When a line in the entries contains the word "iceberg", copy that line in full.

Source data
------------------------------------

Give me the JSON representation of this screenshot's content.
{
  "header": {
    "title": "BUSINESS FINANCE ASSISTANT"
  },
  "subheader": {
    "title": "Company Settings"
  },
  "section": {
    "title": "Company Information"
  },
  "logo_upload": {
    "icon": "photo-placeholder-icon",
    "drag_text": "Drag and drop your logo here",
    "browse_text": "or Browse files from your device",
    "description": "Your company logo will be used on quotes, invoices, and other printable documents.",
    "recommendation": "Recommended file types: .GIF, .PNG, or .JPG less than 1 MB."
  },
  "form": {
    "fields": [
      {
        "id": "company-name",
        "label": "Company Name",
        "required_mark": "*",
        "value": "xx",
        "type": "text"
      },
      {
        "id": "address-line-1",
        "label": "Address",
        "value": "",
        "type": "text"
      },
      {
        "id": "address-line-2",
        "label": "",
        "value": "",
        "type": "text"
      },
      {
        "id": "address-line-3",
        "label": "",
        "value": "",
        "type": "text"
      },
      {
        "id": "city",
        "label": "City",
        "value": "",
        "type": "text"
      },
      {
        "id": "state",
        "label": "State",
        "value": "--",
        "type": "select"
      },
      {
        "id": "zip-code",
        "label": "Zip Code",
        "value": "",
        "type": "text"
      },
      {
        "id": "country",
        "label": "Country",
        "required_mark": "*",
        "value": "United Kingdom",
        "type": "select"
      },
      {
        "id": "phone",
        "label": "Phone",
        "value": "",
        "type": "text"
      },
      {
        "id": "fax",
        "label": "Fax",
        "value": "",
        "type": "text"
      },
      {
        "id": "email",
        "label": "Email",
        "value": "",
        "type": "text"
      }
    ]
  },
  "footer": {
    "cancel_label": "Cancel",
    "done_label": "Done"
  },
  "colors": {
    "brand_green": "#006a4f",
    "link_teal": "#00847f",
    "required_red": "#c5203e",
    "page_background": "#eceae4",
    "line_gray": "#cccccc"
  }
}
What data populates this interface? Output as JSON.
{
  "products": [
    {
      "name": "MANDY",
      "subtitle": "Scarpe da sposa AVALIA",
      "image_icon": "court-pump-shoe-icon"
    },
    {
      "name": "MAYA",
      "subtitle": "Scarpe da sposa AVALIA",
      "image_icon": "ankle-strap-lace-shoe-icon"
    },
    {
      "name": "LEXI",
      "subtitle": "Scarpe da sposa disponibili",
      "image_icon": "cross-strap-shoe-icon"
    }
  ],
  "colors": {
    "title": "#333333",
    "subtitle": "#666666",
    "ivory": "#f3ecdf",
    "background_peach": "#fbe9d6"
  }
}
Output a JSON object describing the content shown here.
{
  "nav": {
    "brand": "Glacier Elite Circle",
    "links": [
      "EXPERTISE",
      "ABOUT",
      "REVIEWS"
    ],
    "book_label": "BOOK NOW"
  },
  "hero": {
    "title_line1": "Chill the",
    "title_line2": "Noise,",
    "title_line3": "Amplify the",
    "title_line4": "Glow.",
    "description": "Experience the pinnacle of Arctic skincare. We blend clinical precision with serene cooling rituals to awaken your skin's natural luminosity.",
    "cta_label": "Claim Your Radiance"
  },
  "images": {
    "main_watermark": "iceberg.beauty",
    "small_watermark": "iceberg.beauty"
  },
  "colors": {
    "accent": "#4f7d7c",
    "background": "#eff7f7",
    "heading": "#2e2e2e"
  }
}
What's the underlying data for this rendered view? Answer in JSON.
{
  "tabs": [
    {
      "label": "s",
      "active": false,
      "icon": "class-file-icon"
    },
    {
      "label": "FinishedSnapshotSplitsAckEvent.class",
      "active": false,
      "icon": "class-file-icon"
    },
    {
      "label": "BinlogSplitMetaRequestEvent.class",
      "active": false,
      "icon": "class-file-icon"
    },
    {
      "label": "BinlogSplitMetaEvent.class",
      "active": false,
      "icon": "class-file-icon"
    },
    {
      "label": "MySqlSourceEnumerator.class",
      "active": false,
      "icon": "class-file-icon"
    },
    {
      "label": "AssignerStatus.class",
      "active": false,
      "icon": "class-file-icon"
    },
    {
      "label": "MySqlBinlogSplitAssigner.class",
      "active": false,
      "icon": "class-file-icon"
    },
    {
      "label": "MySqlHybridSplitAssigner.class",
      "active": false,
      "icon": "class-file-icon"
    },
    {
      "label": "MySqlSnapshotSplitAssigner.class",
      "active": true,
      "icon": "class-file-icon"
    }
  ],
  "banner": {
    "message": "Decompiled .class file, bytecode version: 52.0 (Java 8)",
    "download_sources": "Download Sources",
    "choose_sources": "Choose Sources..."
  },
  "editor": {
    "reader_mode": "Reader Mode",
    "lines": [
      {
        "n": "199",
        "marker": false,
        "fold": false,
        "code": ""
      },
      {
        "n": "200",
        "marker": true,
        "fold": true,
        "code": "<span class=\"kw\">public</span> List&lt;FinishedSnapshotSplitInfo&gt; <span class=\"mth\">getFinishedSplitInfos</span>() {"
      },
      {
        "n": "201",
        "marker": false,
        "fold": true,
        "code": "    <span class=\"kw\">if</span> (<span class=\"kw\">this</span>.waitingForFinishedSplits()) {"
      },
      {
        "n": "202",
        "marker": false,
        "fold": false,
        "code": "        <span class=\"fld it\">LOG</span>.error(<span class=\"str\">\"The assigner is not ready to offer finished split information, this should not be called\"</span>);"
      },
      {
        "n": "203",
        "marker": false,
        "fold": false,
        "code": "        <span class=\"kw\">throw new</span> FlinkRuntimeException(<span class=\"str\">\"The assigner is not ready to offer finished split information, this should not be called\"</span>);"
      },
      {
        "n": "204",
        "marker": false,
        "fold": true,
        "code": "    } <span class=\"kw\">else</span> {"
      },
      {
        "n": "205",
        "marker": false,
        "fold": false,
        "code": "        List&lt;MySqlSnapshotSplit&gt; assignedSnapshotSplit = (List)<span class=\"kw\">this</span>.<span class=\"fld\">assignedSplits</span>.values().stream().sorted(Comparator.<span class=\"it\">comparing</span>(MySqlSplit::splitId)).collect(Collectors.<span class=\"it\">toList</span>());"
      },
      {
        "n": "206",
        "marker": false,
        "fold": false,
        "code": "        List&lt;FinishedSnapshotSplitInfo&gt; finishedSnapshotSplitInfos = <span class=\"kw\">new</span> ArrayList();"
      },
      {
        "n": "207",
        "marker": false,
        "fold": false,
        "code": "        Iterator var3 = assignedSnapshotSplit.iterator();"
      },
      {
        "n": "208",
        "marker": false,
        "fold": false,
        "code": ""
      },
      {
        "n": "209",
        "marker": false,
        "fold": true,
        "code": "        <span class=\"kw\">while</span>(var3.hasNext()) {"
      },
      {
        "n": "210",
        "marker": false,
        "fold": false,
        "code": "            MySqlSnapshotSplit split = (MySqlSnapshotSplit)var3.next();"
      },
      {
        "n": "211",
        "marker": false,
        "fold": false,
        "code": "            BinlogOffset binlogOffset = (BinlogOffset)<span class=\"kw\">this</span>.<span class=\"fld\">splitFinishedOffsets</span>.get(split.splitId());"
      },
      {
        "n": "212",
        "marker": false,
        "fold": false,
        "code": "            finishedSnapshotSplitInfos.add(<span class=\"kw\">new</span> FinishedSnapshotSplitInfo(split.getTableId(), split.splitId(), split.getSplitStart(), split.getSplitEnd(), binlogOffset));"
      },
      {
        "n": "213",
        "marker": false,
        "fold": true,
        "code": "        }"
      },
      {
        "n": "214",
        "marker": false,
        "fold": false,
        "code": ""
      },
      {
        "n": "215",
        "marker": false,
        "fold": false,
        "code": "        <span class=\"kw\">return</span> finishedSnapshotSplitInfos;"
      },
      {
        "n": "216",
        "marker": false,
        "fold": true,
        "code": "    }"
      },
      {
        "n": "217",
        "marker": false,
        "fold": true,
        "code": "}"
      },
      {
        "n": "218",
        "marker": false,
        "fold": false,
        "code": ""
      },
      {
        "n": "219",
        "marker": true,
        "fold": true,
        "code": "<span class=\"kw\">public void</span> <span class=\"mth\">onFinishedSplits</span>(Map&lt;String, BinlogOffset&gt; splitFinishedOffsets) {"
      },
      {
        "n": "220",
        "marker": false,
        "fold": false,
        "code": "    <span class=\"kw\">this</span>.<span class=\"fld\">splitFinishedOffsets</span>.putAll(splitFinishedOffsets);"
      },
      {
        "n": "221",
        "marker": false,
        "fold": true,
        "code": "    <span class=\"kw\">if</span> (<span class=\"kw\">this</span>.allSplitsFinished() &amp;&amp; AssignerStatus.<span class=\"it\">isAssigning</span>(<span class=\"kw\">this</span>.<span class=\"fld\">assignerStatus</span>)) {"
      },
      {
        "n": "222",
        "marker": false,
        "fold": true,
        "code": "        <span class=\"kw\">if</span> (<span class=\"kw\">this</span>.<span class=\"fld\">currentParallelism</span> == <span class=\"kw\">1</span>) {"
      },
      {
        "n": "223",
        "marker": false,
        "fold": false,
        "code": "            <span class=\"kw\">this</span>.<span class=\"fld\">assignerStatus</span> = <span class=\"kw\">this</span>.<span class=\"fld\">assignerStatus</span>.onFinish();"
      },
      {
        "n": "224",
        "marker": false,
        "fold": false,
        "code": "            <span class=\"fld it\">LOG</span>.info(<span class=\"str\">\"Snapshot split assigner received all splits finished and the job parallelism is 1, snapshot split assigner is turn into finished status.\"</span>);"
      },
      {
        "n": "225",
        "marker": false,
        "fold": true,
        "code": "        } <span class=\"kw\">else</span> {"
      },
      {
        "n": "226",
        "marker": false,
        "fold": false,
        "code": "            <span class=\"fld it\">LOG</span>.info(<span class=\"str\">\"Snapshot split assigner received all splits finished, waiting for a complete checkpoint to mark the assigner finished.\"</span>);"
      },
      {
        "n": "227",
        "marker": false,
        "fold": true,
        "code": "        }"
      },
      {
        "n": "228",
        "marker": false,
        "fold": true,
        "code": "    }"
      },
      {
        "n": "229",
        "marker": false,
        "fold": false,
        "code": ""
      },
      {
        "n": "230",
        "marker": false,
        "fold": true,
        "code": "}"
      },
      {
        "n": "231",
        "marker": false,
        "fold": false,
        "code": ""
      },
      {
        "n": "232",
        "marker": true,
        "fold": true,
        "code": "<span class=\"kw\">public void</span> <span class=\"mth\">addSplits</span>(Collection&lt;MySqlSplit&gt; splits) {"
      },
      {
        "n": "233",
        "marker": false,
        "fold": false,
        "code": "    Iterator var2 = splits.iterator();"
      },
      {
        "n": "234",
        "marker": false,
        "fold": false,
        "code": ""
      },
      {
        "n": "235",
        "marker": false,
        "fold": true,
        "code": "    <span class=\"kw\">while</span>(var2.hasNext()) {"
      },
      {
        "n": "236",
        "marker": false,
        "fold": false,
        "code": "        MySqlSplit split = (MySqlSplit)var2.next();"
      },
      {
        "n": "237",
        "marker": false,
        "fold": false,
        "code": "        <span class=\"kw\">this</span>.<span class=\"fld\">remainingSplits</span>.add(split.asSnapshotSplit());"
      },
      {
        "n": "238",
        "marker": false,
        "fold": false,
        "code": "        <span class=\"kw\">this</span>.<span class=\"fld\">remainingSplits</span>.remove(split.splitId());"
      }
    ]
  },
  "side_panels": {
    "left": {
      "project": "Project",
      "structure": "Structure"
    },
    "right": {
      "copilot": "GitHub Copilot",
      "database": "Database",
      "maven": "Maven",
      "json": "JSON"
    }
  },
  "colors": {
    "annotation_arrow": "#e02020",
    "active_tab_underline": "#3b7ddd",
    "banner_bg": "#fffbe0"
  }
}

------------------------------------

SOLUTION:
    "main_watermark": "iceberg.beauty",
    "small_watermark": "iceberg.beauty"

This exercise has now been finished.